Input ::

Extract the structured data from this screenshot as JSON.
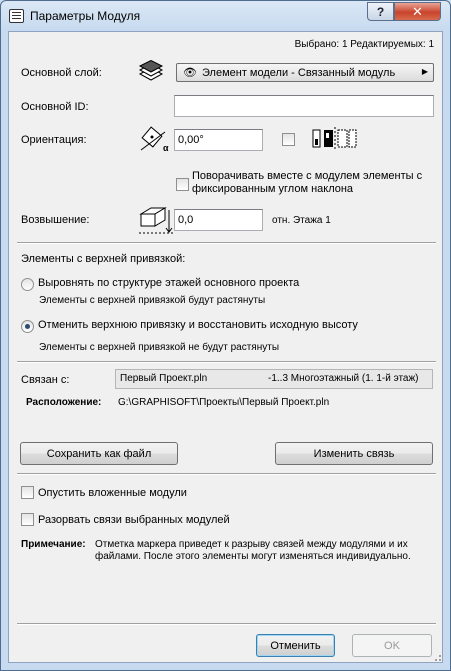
{
  "window": {
    "title": "Параметры Модуля",
    "help_glyph": "?",
    "close_glyph": "✕"
  },
  "header": {
    "selection_info": "Выбрано: 1 Редактируемых: 1"
  },
  "layer": {
    "label": "Основной слой:",
    "value": "Элемент модели - Связанный модуль",
    "eye_glyph": "👁",
    "arrow_glyph": "▶"
  },
  "main_id": {
    "label": "Основной ID:",
    "value": ""
  },
  "orientation": {
    "label": "Ориентация:",
    "value": "0,00°",
    "rotate_label": "Поворачивать вместе с модулем элементы с фиксированным углом наклона"
  },
  "elevation": {
    "label": "Возвышение:",
    "value": "0,0",
    "reference": "отн. Этажа 1"
  },
  "top_linked": {
    "heading": "Элементы с верхней привязкой:",
    "option1": "Выровнять по структуре этажей основного проекта",
    "option1_note": "Элементы с верхней привязкой будут растянуты",
    "option2": "Отменить верхнюю привязку и восстановить исходную высоту",
    "option2_note": "Элементы с верхней привязкой не будут растянуты",
    "selected": 2
  },
  "link": {
    "label": "Связан с:",
    "project": "Первый Проект.pln",
    "stories": "-1..3 Многоэтажный (1. 1-й этаж)",
    "location_label": "Расположение:",
    "location_value": "G:\\GRAPHISOFT\\Проекты\\Первый Проект.pln"
  },
  "buttons": {
    "save_as_file": "Сохранить как файл",
    "change_link": "Изменить связь",
    "cancel": "Отменить",
    "ok": "OK"
  },
  "options": {
    "skip_nested": "Опустить вложенные модули",
    "break_links": "Разорвать связи выбранных модулей"
  },
  "note": {
    "label": "Примечание:",
    "text": "Отметка маркера приведет к разрыву связей между модулями и их файлами. После этого элементы могут изменяться индивидуально."
  }
}
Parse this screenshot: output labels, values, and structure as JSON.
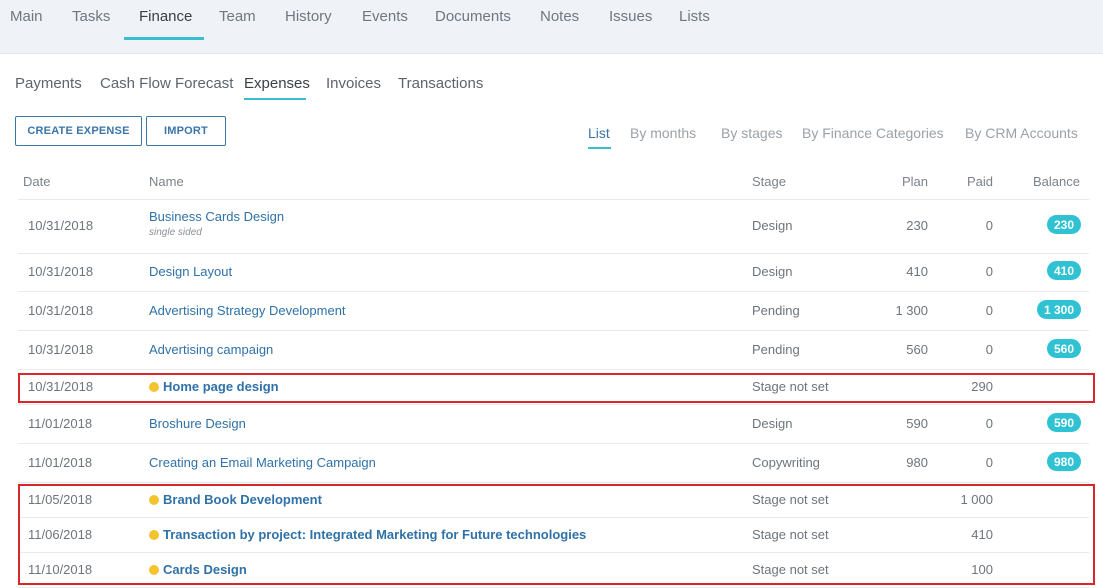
{
  "top_tabs": [
    "Main",
    "Tasks",
    "Finance",
    "Team",
    "History",
    "Events",
    "Documents",
    "Notes",
    "Issues",
    "Lists"
  ],
  "sub_tabs": [
    "Payments",
    "Cash Flow Forecast",
    "Expenses",
    "Invoices",
    "Transactions"
  ],
  "buttons": {
    "create": "CREATE EXPENSE",
    "import": "IMPORT"
  },
  "view_tabs": [
    "List",
    "By months",
    "By stages",
    "By Finance Categories",
    "By CRM Accounts"
  ],
  "columns": {
    "date": "Date",
    "name": "Name",
    "stage": "Stage",
    "plan": "Plan",
    "paid": "Paid",
    "balance": "Balance"
  },
  "rows": [
    {
      "date": "10/31/2018",
      "name": "Business Cards Design",
      "note": "single sided",
      "stage": "Design",
      "plan": "230",
      "paid": "0",
      "balance": "230"
    },
    {
      "date": "10/31/2018",
      "name": "Design Layout",
      "stage": "Design",
      "plan": "410",
      "paid": "0",
      "balance": "410"
    },
    {
      "date": "10/31/2018",
      "name": "Advertising Strategy Development",
      "stage": "Pending",
      "plan": "1 300",
      "paid": "0",
      "balance": "1 300"
    },
    {
      "date": "10/31/2018",
      "name": "Advertising campaign",
      "stage": "Pending",
      "plan": "560",
      "paid": "0",
      "balance": "560"
    },
    {
      "date": "10/31/2018",
      "name": "Home page design",
      "stage": "Stage not set",
      "plan": "",
      "paid": "290",
      "balance": "",
      "transaction": true
    },
    {
      "date": "11/01/2018",
      "name": "Broshure Design",
      "stage": "Design",
      "plan": "590",
      "paid": "0",
      "balance": "590"
    },
    {
      "date": "11/01/2018",
      "name": "Creating an Email Marketing Campaign",
      "stage": "Copywriting",
      "plan": "980",
      "paid": "0",
      "balance": "980"
    },
    {
      "date": "11/05/2018",
      "name": "Brand Book Development",
      "stage": "Stage not set",
      "plan": "",
      "paid": "1 000",
      "balance": "",
      "transaction": true
    },
    {
      "date": "11/06/2018",
      "name": "Transaction by project: Integrated Marketing for Future technologies",
      "stage": "Stage not set",
      "plan": "",
      "paid": "410",
      "balance": "",
      "transaction": true
    },
    {
      "date": "11/10/2018",
      "name": "Cards Design",
      "stage": "Stage not set",
      "plan": "",
      "paid": "100",
      "balance": "",
      "transaction": true
    }
  ],
  "colors": {
    "accent": "#37bfd0",
    "link": "#2f71a8",
    "badge": "#2ec2d3",
    "dot": "#f4c430",
    "highlight": "#d9262b"
  },
  "icons": {
    "transaction_marker": "yellow-dot-icon"
  }
}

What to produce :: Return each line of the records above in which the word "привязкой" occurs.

Solution to this exercise ::
    "heading": "Элементы с верхней привязкой:",
    "option1_note": "Элементы с верхней привязкой будут растянуты",
    "option2_note": "Элементы с верхней привязкой не будут растянуты",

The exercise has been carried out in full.